If people are going to leave, at least make it memorable experience for all the right reasons. Some companies take the opportunity to get some feedback on why someone is leaving, while others go for the comedy approach (some nice examples can be seen here and here). I recently unsubscribed from an email and not only got confirmation of unsubscribing via an automated email, but also a link that I could use if I ever I wanted to re-subscribe. Avoid the Rom-Com style screaming/crying/setting possessions on fire, and instead leave unsubscribers with a lasting impression of a great company.

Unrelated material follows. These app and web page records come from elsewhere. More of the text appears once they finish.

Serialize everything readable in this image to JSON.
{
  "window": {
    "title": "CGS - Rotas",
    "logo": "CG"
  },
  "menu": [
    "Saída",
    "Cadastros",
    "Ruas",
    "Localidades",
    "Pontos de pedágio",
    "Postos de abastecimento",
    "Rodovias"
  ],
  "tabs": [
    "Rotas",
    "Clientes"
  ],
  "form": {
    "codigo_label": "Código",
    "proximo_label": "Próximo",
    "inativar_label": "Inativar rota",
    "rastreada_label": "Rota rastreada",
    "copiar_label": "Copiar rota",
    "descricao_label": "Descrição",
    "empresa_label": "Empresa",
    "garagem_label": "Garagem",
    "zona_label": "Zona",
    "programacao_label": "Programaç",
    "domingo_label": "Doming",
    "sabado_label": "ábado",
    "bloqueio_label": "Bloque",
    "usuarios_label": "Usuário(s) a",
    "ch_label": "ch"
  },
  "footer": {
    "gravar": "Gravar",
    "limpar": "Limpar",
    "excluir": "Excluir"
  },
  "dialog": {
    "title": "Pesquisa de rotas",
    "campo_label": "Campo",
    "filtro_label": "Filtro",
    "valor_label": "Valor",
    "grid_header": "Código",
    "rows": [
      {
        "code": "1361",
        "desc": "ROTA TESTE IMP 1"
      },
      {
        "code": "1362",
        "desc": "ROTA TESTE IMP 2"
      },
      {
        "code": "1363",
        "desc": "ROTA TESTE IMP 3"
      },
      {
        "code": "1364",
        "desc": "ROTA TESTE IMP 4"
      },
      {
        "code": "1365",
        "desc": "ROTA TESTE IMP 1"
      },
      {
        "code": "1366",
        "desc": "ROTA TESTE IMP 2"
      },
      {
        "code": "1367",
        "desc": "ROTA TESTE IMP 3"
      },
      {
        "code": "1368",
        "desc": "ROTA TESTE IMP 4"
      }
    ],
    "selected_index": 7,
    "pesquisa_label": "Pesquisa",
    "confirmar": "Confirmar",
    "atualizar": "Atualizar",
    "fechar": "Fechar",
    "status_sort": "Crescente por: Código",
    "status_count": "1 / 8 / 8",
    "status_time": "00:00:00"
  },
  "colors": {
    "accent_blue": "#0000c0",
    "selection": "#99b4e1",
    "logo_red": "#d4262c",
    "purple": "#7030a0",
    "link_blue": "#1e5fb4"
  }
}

In any set of data there will always be a certain amount of turnover – new subscribers and unsubscribers keep mailing lists fresh and up to date, and this allows you to email those who are most interested in your company. So, don’t be afraid of unsubscribes – accept that they will happen, and make sure the experience is easy, friendly and ensures that you leave on a good note.